We use the fact that an irreducible subgroup of lies inside an -conjugate of if and only if . So we need to show that , i.e., . By the Poincare duality, this is equivalent to . We compute the Euler characteristic,
- At : the is the image of of in via the 6-th symmetric power Since is the same as the number of irreducible constituents of this -representation, we know .
- At : the local monodromy is semisimple and it is easy to see that the dimension (either two 's or no 's).
- At : the local monodromy is the image of of via . The number of irreducible constituents of is 13.
So the Euler characteristic is . Hence . Therefore our lands inside . The fact (going back to Dynkin) is that an irreducible subgroup of containing a regular unipotent element must be either or . The rules out the possibility of .
Universal rigid local systems
Let be an algebraically closed field, . Fix an order of quasi-unipotence () and fix a primitive -th root of unity.
Let and be a cohomologically rigid local system, lisse on with eigenvalues contained in . We will show how to produce a local system over the arithmetic configuration space of points, whose geometric fibers over are cohomologically rigid objects in lisse away from and one of which gives the original .
and fix a nonzero map
. The configuration space over
is defined to be (
The universal rigid local system will live on , i.e., Notice that one can specialize to via .
Middle convolution with parameters
Let be a normal domain, finite type over . Let be a divisor given by the equation , where are all distinct. Let be another divisor given by .
The middle convolution is an operation where is given by . For the application, since .
Then we have the following diagram where are the projections and is the difference morphism.
We denote . Then the compactified projection is proper smooth.
, we define the middle convolution
and the naive convolution
(Ideas of the proof)
a. Let us take . Then is the complement of hyperplanes in the and directions and the diagonal. Recall that is the sheaf associated to . Since the projection is trivialized with respect to the stratification , it can be computed as . It follows that the middle convolution is lisse. For a formal proof, see Katz, Sommes exponentielles, Section 4.7.
b. Recall that if is an -sheaf on (a scheme of finite type over ), we say that is pure of weight if for any closed points , is pure of weight in the familiar sense.
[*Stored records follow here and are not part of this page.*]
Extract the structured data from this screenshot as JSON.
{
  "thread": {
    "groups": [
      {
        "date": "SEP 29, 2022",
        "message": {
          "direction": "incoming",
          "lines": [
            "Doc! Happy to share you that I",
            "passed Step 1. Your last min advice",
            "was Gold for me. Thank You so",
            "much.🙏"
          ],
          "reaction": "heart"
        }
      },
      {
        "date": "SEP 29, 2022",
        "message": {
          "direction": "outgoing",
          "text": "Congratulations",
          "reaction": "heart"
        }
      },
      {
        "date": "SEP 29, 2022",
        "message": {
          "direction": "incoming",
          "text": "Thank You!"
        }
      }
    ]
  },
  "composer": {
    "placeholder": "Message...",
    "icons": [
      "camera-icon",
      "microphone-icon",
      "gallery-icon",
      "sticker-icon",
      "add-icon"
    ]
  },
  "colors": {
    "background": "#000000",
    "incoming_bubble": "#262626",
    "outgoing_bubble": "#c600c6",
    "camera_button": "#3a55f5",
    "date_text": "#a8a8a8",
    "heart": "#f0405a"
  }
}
We say is mixed if it admits a filtration by subsheaves such that are all pure.
is a morphism of schemes of finite type over
is invertible on
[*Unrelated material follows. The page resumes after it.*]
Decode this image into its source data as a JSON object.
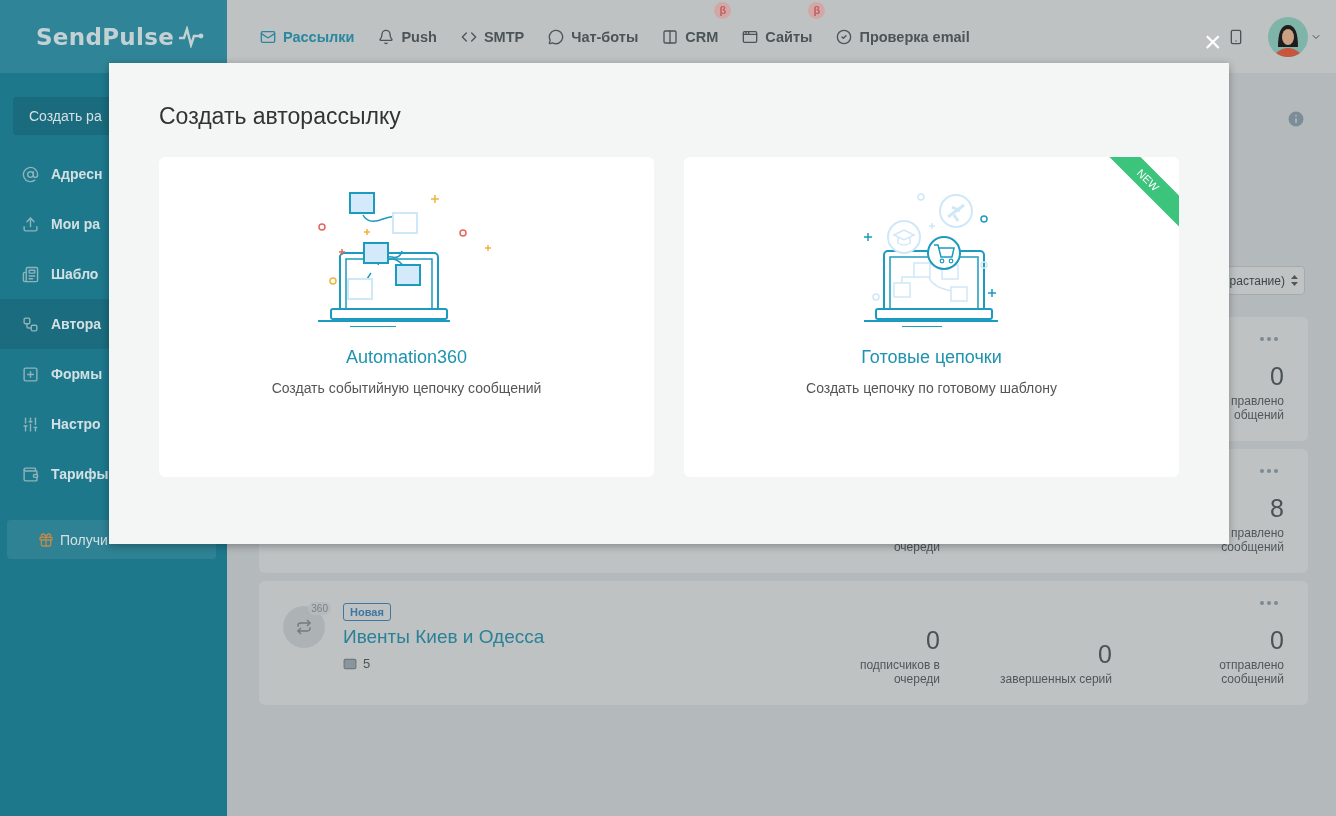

is mixed of weight
is mixed of weight
It follows that the naive convolution is mixed of weight . The purity of the middle convolution follows from the analogous statement for curves over finite fields:
is a smooth curve,
pure of weight
is pure of weight
This result is less surprising by noticing that (the source is mixed of weight and the target is mixed of weight ). To show the graded piece statement, we use the short exact sequence of sheaves which gives a long exact sequence The last term is zero since is punctual. Since is an open immersion, we know that has weights by 1.8.9 in Weil II. So we are done since -term is mixed of weight .
c. We prove the ! version. We can check on geometric fibers and it suffices to show for . Notice that is lisse on and is the coinvariants under the local monodromy at . In our case, is unramified along , but is indeed ramified, and hence the coinvariants is 0.
is affine open,
is separated finite type of an algebraically closed field
is proper and
is finite. Suppose
are perverse. Then
We have two exact sequences in
The kernel and cokernel are supported on
, we obtain two distinguished triangle on
, four out of the six terms are perverse by assumption. One can check that
is perverse by taking the long exact sequence on cohomology, hence the two distinguished triangles are indeed short exact sequences of perverse sheaves. Splicing together we obtain the result.